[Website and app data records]
....

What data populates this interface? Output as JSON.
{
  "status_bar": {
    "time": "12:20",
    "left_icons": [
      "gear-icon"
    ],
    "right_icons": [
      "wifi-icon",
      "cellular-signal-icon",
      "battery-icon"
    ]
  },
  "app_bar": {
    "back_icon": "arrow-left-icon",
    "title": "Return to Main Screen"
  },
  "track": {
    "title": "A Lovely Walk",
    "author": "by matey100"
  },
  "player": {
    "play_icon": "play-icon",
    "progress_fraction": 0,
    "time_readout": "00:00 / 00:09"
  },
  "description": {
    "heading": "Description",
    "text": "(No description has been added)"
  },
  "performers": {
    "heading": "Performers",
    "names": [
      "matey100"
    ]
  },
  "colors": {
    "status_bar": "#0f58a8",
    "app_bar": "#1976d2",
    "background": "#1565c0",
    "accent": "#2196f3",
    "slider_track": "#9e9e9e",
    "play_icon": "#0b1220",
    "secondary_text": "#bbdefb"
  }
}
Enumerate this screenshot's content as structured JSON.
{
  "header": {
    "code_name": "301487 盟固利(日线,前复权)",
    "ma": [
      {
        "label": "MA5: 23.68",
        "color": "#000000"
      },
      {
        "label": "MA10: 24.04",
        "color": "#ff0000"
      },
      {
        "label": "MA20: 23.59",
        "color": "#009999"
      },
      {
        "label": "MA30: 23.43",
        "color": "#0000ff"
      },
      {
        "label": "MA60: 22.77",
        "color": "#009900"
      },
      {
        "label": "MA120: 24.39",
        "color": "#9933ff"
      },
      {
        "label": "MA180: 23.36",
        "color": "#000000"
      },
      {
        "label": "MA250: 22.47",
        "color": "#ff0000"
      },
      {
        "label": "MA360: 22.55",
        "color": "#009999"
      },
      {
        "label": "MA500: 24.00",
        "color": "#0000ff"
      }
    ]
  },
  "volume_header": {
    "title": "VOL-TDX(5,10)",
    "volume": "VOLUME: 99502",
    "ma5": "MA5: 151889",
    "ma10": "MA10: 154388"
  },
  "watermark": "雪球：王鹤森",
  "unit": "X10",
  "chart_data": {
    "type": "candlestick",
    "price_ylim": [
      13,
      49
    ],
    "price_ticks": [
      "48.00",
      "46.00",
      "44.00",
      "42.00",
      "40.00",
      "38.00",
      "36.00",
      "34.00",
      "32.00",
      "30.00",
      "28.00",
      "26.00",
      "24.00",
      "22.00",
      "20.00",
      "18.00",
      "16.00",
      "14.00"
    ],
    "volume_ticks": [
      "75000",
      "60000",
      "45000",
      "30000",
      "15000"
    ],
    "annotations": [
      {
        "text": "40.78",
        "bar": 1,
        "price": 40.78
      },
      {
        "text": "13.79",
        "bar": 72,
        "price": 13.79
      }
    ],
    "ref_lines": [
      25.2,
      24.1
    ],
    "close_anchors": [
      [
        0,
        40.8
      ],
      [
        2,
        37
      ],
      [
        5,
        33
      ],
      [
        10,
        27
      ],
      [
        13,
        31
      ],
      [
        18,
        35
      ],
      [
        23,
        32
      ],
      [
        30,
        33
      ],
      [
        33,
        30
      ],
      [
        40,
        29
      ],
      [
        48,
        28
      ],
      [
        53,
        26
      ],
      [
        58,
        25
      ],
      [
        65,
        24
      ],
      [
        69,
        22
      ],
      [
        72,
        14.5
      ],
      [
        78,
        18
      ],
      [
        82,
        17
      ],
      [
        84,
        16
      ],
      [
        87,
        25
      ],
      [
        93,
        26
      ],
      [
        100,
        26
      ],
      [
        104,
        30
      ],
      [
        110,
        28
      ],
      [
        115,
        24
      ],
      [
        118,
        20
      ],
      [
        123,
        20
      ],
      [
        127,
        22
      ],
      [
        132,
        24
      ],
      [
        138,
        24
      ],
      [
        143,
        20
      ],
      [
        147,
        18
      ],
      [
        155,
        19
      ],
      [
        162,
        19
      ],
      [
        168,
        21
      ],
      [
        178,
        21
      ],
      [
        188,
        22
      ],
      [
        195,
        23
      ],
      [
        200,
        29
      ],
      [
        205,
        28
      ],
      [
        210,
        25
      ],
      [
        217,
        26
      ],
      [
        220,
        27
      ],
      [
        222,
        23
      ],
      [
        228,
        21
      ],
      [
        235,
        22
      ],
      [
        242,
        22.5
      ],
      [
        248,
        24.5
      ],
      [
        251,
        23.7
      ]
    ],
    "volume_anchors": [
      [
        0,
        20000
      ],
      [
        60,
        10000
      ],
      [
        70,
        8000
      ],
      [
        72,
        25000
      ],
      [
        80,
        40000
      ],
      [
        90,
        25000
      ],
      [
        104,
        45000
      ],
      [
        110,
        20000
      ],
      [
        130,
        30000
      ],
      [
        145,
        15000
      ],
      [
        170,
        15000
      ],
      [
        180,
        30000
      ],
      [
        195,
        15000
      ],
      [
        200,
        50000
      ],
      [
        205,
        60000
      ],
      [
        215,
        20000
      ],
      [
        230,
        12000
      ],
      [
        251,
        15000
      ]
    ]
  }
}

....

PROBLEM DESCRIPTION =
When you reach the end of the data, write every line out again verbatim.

EXPECTED ANSWER =
What data populates this interface? Output as JSON.
{
  "status_bar": {
    "time": "12:20",
    "left_icons": [
      "gear-icon"
    ],
    "right_icons": [
      "wifi-icon",
      "cellular-signal-icon",
      "battery-icon"
    ]
  },
  "app_bar": {
    "back_icon": "arrow-left-icon",
    "title": "Return to Main Screen"
  },
  "track": {
    "title": "A Lovely Walk",
    "author": "by matey100"
  },
  "player": {
    "play_icon": "play-icon",
    "progress_fraction": 0,
    "time_readout": "00:00 / 00:09"
  },
  "description": {
    "heading": "Description",
    "text": "(No description has been added)"
  },
  "performers": {
    "heading": "Performers",
    "names": [
      "matey100"
    ]
  },
  "colors": {
    "status_bar": "#0f58a8",
    "app_bar": "#1976d2",
    "background": "#1565c0",
    "accent": "#2196f3",
    "slider_track": "#9e9e9e",
    "play_icon": "#0b1220",
    "secondary_text": "#bbdefb"
  }
}
Enumerate this screenshot's content as structured JSON.
{
  "header": {
    "code_name": "301487 盟固利(日线,前复权)",
    "ma": [
      {
        "label": "MA5: 23.68",
        "color": "#000000"
      },
      {
        "label": "MA10: 24.04",
        "color": "#ff0000"
      },
      {
        "label": "MA20: 23.59",
        "color": "#009999"
      },
      {
        "label": "MA30: 23.43",
        "color": "#0000ff"
      },
      {
        "label": "MA60: 22.77",
        "color": "#009900"
      },
      {
        "label": "MA120: 24.39",
        "color": "#9933ff"
      },
      {
        "label": "MA180: 23.36",
        "color": "#000000"
      },
      {
        "label": "MA250: 22.47",
        "color": "#ff0000"
      },
      {
        "label": "MA360: 22.55",
        "color": "#009999"
      },
      {
        "label": "MA500: 24.00",
        "color": "#0000ff"
      }
    ]
  },
  "volume_header": {
    "title": "VOL-TDX(5,10)",
    "volume": "VOLUME: 99502",
    "ma5": "MA5: 151889",
    "ma10": "MA10: 154388"
  },
  "watermark": "雪球：王鹤森",
  "unit": "X10",
  "chart_data": {
    "type": "candlestick",
    "price_ylim": [
      13,
      49
    ],
    "price_ticks": [
      "48.00",
      "46.00",
      "44.00",
      "42.00",
      "40.00",
      "38.00",
      "36.00",
      "34.00",
      "32.00",
      "30.00",
      "28.00",
      "26.00",
      "24.00",
      "22.00",
      "20.00",
      "18.00",
      "16.00",
      "14.00"
    ],
    "volume_ticks": [
      "75000",
      "60000",
      "45000",
      "30000",
      "15000"
    ],
    "annotations": [
      {
        "text": "40.78",
        "bar": 1,
        "price": 40.78
      },
      {
        "text": "13.79",
        "bar": 72,
        "price": 13.79
      }
    ],
    "ref_lines": [
      25.2,
      24.1
    ],
    "close_anchors": [
      [
        0,
        40.8
      ],
      [
        2,
        37
      ],
      [
        5,
        33
      ],
      [
        10,
        27
      ],
      [
        13,
        31
      ],
      [
        18,
        35
      ],
      [
        23,
        32
      ],
      [
        30,
        33
      ],
      [
        33,
        30
      ],
      [
        40,
        29
      ],
      [
        48,
        28
      ],
      [
        53,
        26
      ],
      [
        58,
        25
      ],
      [
        65,
        24
      ],
      [
        69,
        22
      ],
      [
        72,
        14.5
      ],
      [
        78,
        18
      ],
      [
        82,
        17
      ],
      [
        84,
        16
      ],
      [
        87,
        25
      ],
      [
        93,
        26
      ],
      [
        100,
        26
      ],
      [
        104,
        30
      ],
      [
        110,
        28
      ],
      [
        115,
        24
      ],
      [
        118,
        20
      ],
      [
        123,
        20
      ],
      [
        127,
        22
      ],
      [
        132,
        24
      ],
      [
        138,
        24
      ],
      [
        143,
        20
      ],
      [
        147,
        18
      ],
      [
        155,
        19
      ],
      [
        162,
        19
      ],
      [
        168,
        21
      ],
      [
        178,
        21
      ],
      [
        188,
        22
      ],
      [
        195,
        23
      ],
      [
        200,
        29
      ],
      [
        205,
        28
      ],
      [
        210,
        25
      ],
      [
        217,
        26
      ],
      [
        220,
        27
      ],
      [
        222,
        23
      ],
      [
        228,
        21
      ],
      [
        235,
        22
      ],
      [
        242,
        22.5
      ],
      [
        248,
        24.5
      ],
      [
        251,
        23.7
      ]
    ],
    "volume_anchors": [
      [
        0,
        20000
      ],
      [
        60,
        10000
      ],
      [
        70,
        8000
      ],
      [
        72,
        25000
      ],
      [
        80,
        40000
      ],
      [
        90,
        25000
      ],
      [
        104,
        45000
      ],
      [
        110,
        20000
      ],
      [
        130,
        30000
      ],
      [
        145,
        15000
      ],
      [
        170,
        15000
      ],
      [
        180,
        30000
      ],
      [
        195,
        15000
      ],
      [
        200,
        50000
      ],
      [
        205,
        60000
      ],
      [
        215,
        20000
      ],
      [
        230,
        12000
      ],
      [
        251,
        15000
      ]
    ]
  }
}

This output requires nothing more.